» **EXERCISE BRIEF**: Would you write out all the records again, exactly?

==== DATA FOR THIS EXERCISE

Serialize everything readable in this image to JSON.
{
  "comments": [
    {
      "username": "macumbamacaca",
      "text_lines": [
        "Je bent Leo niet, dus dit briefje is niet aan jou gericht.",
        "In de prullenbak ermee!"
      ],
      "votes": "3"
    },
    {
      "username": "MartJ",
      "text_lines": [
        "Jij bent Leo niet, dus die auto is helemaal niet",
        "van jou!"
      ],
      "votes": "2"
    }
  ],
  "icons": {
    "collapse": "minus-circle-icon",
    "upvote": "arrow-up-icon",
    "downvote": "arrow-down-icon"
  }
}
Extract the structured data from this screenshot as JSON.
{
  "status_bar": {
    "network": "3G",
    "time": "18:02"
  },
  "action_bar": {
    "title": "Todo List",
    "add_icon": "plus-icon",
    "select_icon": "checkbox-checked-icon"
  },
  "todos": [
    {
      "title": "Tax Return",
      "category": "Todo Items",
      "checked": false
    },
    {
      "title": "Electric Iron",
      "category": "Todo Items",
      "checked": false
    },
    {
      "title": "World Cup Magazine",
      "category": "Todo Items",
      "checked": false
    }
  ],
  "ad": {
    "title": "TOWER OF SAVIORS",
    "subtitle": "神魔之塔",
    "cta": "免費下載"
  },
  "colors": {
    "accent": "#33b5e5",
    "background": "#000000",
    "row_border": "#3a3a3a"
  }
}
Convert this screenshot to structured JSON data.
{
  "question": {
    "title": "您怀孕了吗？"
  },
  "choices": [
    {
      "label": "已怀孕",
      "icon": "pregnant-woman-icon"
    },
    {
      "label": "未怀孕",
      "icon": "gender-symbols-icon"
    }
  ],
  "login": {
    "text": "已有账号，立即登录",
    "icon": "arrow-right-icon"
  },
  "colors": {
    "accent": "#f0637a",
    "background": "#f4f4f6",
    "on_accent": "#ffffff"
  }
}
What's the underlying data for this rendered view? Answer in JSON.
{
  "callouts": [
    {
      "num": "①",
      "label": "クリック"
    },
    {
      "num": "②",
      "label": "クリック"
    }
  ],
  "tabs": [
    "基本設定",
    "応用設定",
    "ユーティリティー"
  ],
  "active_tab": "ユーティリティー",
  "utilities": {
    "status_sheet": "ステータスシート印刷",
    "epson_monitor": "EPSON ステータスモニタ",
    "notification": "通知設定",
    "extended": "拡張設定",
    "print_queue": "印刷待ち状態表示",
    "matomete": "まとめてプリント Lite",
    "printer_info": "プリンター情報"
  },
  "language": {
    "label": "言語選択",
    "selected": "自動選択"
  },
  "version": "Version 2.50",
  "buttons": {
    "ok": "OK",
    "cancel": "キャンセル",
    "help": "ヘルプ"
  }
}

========

» **RESPONSE**:
Serialize everything readable in this image to JSON.
{
  "comments": [
    {
      "username": "macumbamacaca",
      "text_lines": [
        "Je bent Leo niet, dus dit briefje is niet aan jou gericht.",
        "In de prullenbak ermee!"
      ],
      "votes": "3"
    },
    {
      "username": "MartJ",
      "text_lines": [
        "Jij bent Leo niet, dus die auto is helemaal niet",
        "van jou!"
      ],
      "votes": "2"
    }
  ],
  "icons": {
    "collapse": "minus-circle-icon",
    "upvote": "arrow-up-icon",
    "downvote": "arrow-down-icon"
  }
}
Extract the structured data from this screenshot as JSON.
{
  "status_bar": {
    "network": "3G",
    "time": "18:02"
  },
  "action_bar": {
    "title": "Todo List",
    "add_icon": "plus-icon",
    "select_icon": "checkbox-checked-icon"
  },
  "todos": [
    {
      "title": "Tax Return",
      "category": "Todo Items",
      "checked": false
    },
    {
      "title": "Electric Iron",
      "category": "Todo Items",
      "checked": false
    },
    {
      "title": "World Cup Magazine",
      "category": "Todo Items",
      "checked": false
    }
  ],
  "ad": {
    "title": "TOWER OF SAVIORS",
    "subtitle": "神魔之塔",
    "cta": "免費下載"
  },
  "colors": {
    "accent": "#33b5e5",
    "background": "#000000",
    "row_border": "#3a3a3a"
  }
}
Convert this screenshot to structured JSON data.
{
  "question": {
    "title": "您怀孕了吗？"
  },
  "choices": [
    {
      "label": "已怀孕",
      "icon": "pregnant-woman-icon"
    },
    {
      "label": "未怀孕",
      "icon": "gender-symbols-icon"
    }
  ],
  "login": {
    "text": "已有账号，立即登录",
    "icon": "arrow-right-icon"
  },
  "colors": {
    "accent": "#f0637a",
    "background": "#f4f4f6",
    "on_accent": "#ffffff"
  }
}
What's the underlying data for this rendered view? Answer in JSON.
{
  "callouts": [
    {
      "num": "①",
      "label": "クリック"
    },
    {
      "num": "②",
      "label": "クリック"
    }
  ],
  "tabs": [
    "基本設定",
    "応用設定",
    "ユーティリティー"
  ],
  "active_tab": "ユーティリティー",
  "utilities": {
    "status_sheet": "ステータスシート印刷",
    "epson_monitor": "EPSON ステータスモニタ",
    "notification": "通知設定",
    "extended": "拡張設定",
    "print_queue": "印刷待ち状態表示",
    "matomete": "まとめてプリント Lite",
    "printer_info": "プリンター情報"
  },
  "language": {
    "label": "言語選択",
    "selected": "自動選択"
  },
  "version": "Version 2.50",
  "buttons": {
    "ok": "OK",
    "cancel": "キャンセル",
    "help": "ヘルプ"
  }
}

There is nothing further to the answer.